» **EXERCISE**
Omit the images. Restate all of the records word for word.

» **PROVIDED MATERIAL**
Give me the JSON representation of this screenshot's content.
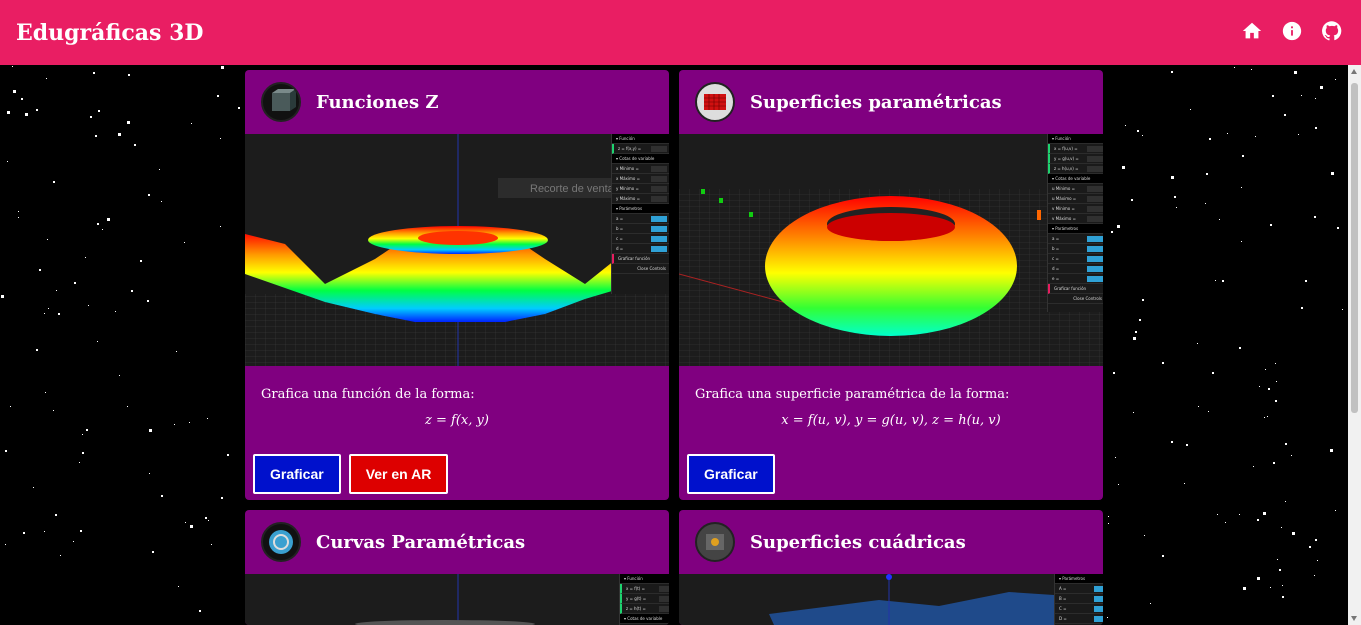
{
  "app": {
    "title": "Edugráficas 3D",
    "accent": "#e91e63",
    "card_color": "#800080"
  },
  "nav_icons": [
    "home-icon",
    "info-icon",
    "github-icon"
  ],
  "cards": [
    {
      "title": "Funciones Z",
      "description": "Grafica una función de la forma:",
      "formula": "z = f(x, y)",
      "buttons": [
        "Graficar",
        "Ver en AR"
      ],
      "overlay_text": "Recorte de venta"
    },
    {
      "title": "Superficies paramétricas",
      "description": "Grafica una superficie paramétrica de la forma:",
      "formula": "x = f(u, v), y = g(u, v), z = h(u, v)",
      "buttons": [
        "Graficar"
      ]
    },
    {
      "title": "Curvas Paramétricas"
    },
    {
      "title": "Superficies cuádricas"
    }
  ]
}
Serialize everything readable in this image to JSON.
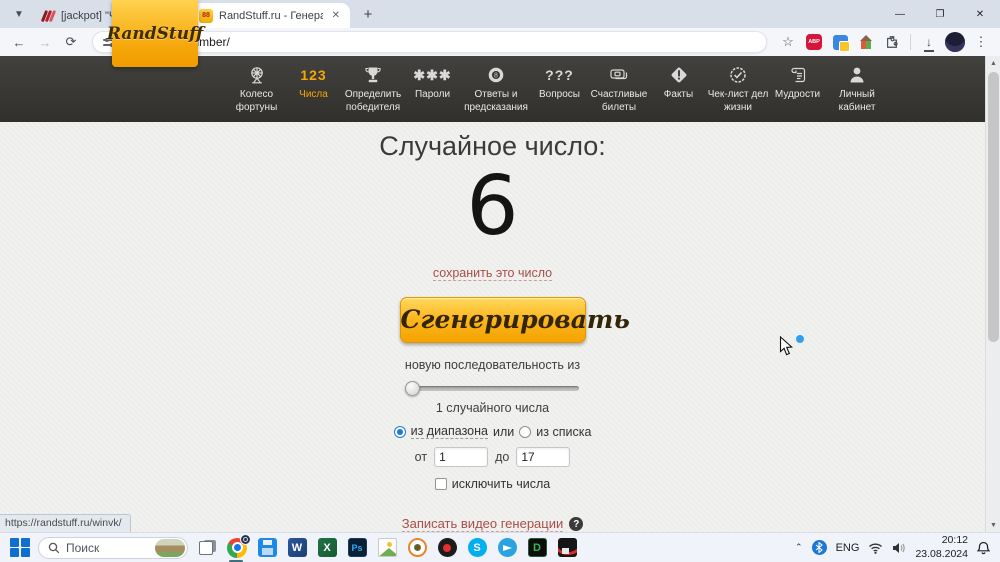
{
  "browser": {
    "tabs": [
      {
        "title": "[jackpot] \"Чертово колесо\" Wi"
      },
      {
        "title": "RandStuff.ru - Генератор случа",
        "favicon_text": "88"
      }
    ],
    "new_tab_glyph": "+",
    "close_glyph": "✕",
    "window_controls": {
      "minimize": "—",
      "restore": "❐",
      "close": "✕"
    },
    "toolbar": {
      "back": "←",
      "forward": "→",
      "reload": "⟳",
      "url": "randstuff.ru/number/",
      "star": "☆",
      "download": "↓",
      "menu": "⋮"
    },
    "status_url": "https://randstuff.ru/winvk/"
  },
  "nav": {
    "logo": "RandStuff",
    "items": [
      {
        "label": "Колесо фортуны"
      },
      {
        "label": "Числа",
        "glyph": "123"
      },
      {
        "label": "Определить победителя"
      },
      {
        "label": "Пароли",
        "glyph": "✱✱✱"
      },
      {
        "label": "Ответы и предсказания"
      },
      {
        "label": "Вопросы",
        "glyph": "???"
      },
      {
        "label": "Счастливые билеты"
      },
      {
        "label": "Факты"
      },
      {
        "label": "Чек-лист дел жизни"
      },
      {
        "label": "Мудрости"
      },
      {
        "label": "Личный кабинет"
      }
    ]
  },
  "main": {
    "heading": "Случайное число:",
    "number": "6",
    "save_link": "сохранить это число",
    "generate_button": "Сгенерировать",
    "sequence_label": "новую последовательность из",
    "count_label": "1 случайного числа",
    "range_option": "из диапазона",
    "or_label": "или",
    "list_option": "из списка",
    "from_label": "от",
    "from_value": "1",
    "to_label": "до",
    "to_value": "17",
    "exclude_label": "исключить числа",
    "video_link": "Записать видео генерации",
    "help_glyph": "?"
  },
  "taskbar": {
    "search_placeholder": "Поиск",
    "word_letter": "W",
    "excel_letter": "X",
    "ps_letters": "Ps",
    "skype_letter": "S",
    "d_letter": "D",
    "language": "ENG",
    "time": "20:12",
    "date": "23.08.2024"
  },
  "colors": {
    "accent_yellow": "#f5a800",
    "link_red": "#a94e48",
    "nav_dark": "#363532",
    "page_bg": "#f1f1ef"
  }
}
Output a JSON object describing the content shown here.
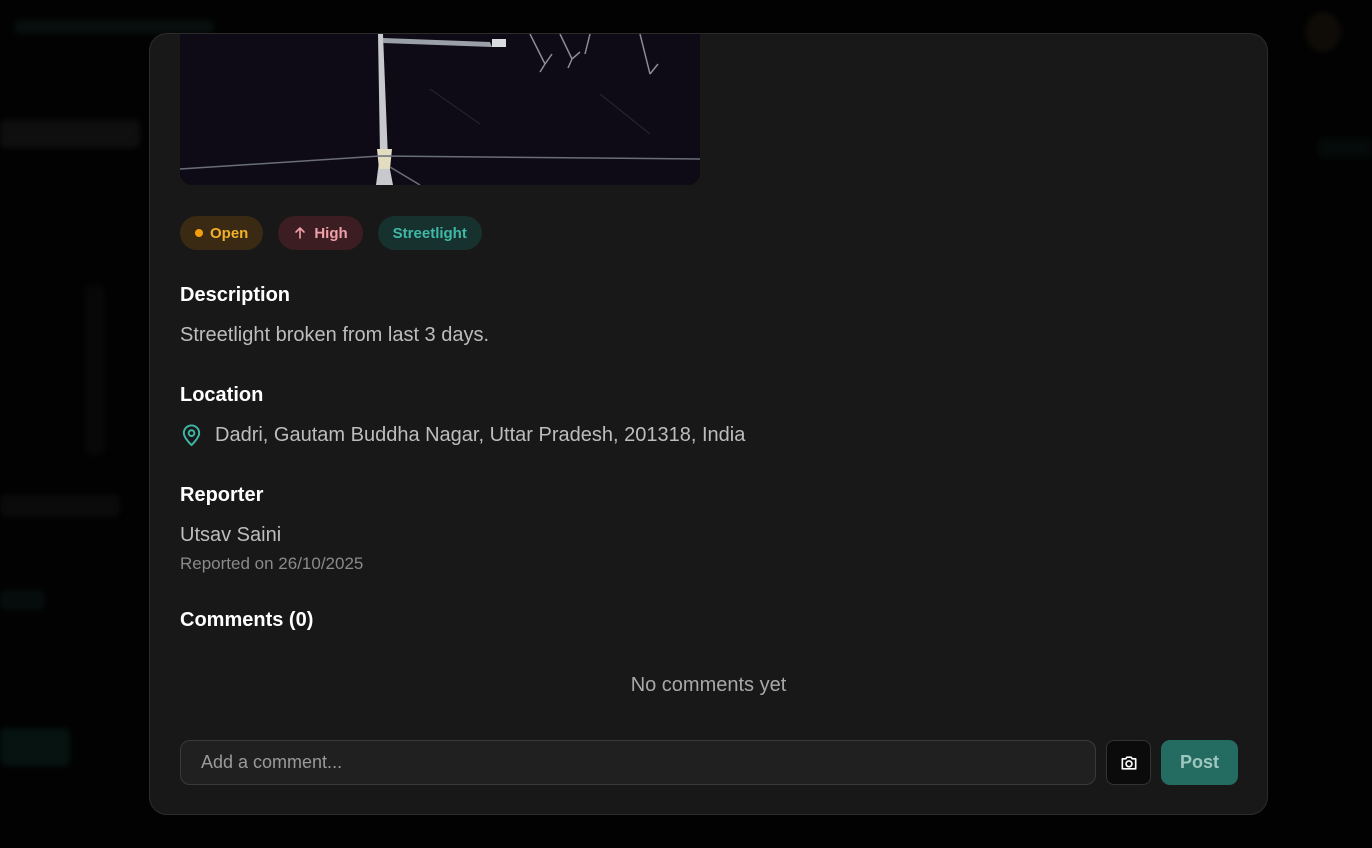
{
  "colors": {
    "modal_background": "#181818",
    "status_open": "#f0b02a",
    "priority_high": "#f0a0aa",
    "category_accent": "#3fb8a6",
    "post_button": "#246b61"
  },
  "issue": {
    "status_label": "Open",
    "priority_icon": "arrow-up-icon",
    "priority_label": "High",
    "category_label": "Streetlight",
    "description_heading": "Description",
    "description_text": "Streetlight broken from last 3 days.",
    "location_heading": "Location",
    "location_icon": "map-pin-icon",
    "location_text": "Dadri, Gautam Buddha Nagar, Uttar Pradesh, 201318, India",
    "reporter_heading": "Reporter",
    "reporter_name": "Utsav Saini",
    "reported_on": "Reported on 26/10/2025"
  },
  "comments": {
    "heading": "Comments (0)",
    "empty_text": "No comments yet",
    "input_placeholder": "Add a comment...",
    "input_value": "",
    "attach_icon": "camera-icon",
    "post_label": "Post"
  }
}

» **PROBLEM SOLUTION**
Give me the JSON representation of this screenshot's content.
{
  "app": {
    "title": "Edugráficas 3D",
    "accent": "#e91e63",
    "card_color": "#800080"
  },
  "nav_icons": [
    "home-icon",
    "info-icon",
    "github-icon"
  ],
  "cards": [
    {
      "title": "Funciones Z",
      "description": "Grafica una función de la forma:",
      "formula": "z = f(x, y)",
      "buttons": [
        "Graficar",
        "Ver en AR"
      ],
      "overlay_text": "Recorte de venta"
    },
    {
      "title": "Superficies paramétricas",
      "description": "Grafica una superficie paramétrica de la forma:",
      "formula": "x = f(u, v), y = g(u, v), z = h(u, v)",
      "buttons": [
        "Graficar"
      ]
    },
    {
      "title": "Curvas Paramétricas"
    },
    {
      "title": "Superficies cuádricas"
    }
  ]
}
Serialize everything readable in this image to JSON.
{
  "browser": {
    "tabs": [
      {
        "title": "[jackpot] \"Чертово колесо\" Wi"
      },
      {
        "title": "RandStuff.ru - Генератор случа",
        "favicon_text": "88"
      }
    ],
    "new_tab_glyph": "+",
    "close_glyph": "✕",
    "window_controls": {
      "minimize": "—",
      "restore": "❐",
      "close": "✕"
    },
    "toolbar": {
      "back": "←",
      "forward": "→",
      "reload": "⟳",
      "url": "randstuff.ru/number/",
      "star": "☆",
      "download": "↓",
      "menu": "⋮"
    },
    "status_url": "https://randstuff.ru/winvk/"
  },
  "nav": {
    "logo": "RandStuff",
    "items": [
      {
        "label": "Колесо фортуны"
      },
      {
        "label": "Числа",
        "glyph": "123"
      },
      {
        "label": "Определить победителя"
      },
      {
        "label": "Пароли",
        "glyph": "✱✱✱"
      },
      {
        "label": "Ответы и предсказания"
      },
      {
        "label": "Вопросы",
        "glyph": "???"
      },
      {
        "label": "Счастливые билеты"
      },
      {
        "label": "Факты"
      },
      {
        "label": "Чек-лист дел жизни"
      },
      {
        "label": "Мудрости"
      },
      {
        "label": "Личный кабинет"
      }
    ]
  },
  "main": {
    "heading": "Случайное число:",
    "number": "6",
    "save_link": "сохранить это число",
    "generate_button": "Сгенерировать",
    "sequence_label": "новую последовательность из",
    "count_label": "1 случайного числа",
    "range_option": "из диапазона",
    "or_label": "или",
    "list_option": "из списка",
    "from_label": "от",
    "from_value": "1",
    "to_label": "до",
    "to_value": "17",
    "exclude_label": "исключить числа",
    "video_link": "Записать видео генерации",
    "help_glyph": "?"
  },
  "taskbar": {
    "search_placeholder": "Поиск",
    "word_letter": "W",
    "excel_letter": "X",
    "ps_letters": "Ps",
    "skype_letter": "S",
    "d_letter": "D",
    "language": "ENG",
    "time": "20:12",
    "date": "23.08.2024"
  },
  "colors": {
    "accent_yellow": "#f5a800",
    "link_red": "#a94e48",
    "nav_dark": "#363532",
    "page_bg": "#f1f1ef"
  }
}
Output a JSON object describing the content shown here.
{
  "colors": {
    "modal_background": "#181818",
    "status_open": "#f0b02a",
    "priority_high": "#f0a0aa",
    "category_accent": "#3fb8a6",
    "post_button": "#246b61"
  },
  "issue": {
    "status_label": "Open",
    "priority_icon": "arrow-up-icon",
    "priority_label": "High",
    "category_label": "Streetlight",
    "description_heading": "Description",
    "description_text": "Streetlight broken from last 3 days.",
    "location_heading": "Location",
    "location_icon": "map-pin-icon",
    "location_text": "Dadri, Gautam Buddha Nagar, Uttar Pradesh, 201318, India",
    "reporter_heading": "Reporter",
    "reporter_name": "Utsav Saini",
    "reported_on": "Reported on 26/10/2025"
  },
  "comments": {
    "heading": "Comments (0)",
    "empty_text": "No comments yet",
    "input_placeholder": "Add a comment...",
    "input_value": "",
    "attach_icon": "camera-icon",
    "post_label": "Post"
  }
}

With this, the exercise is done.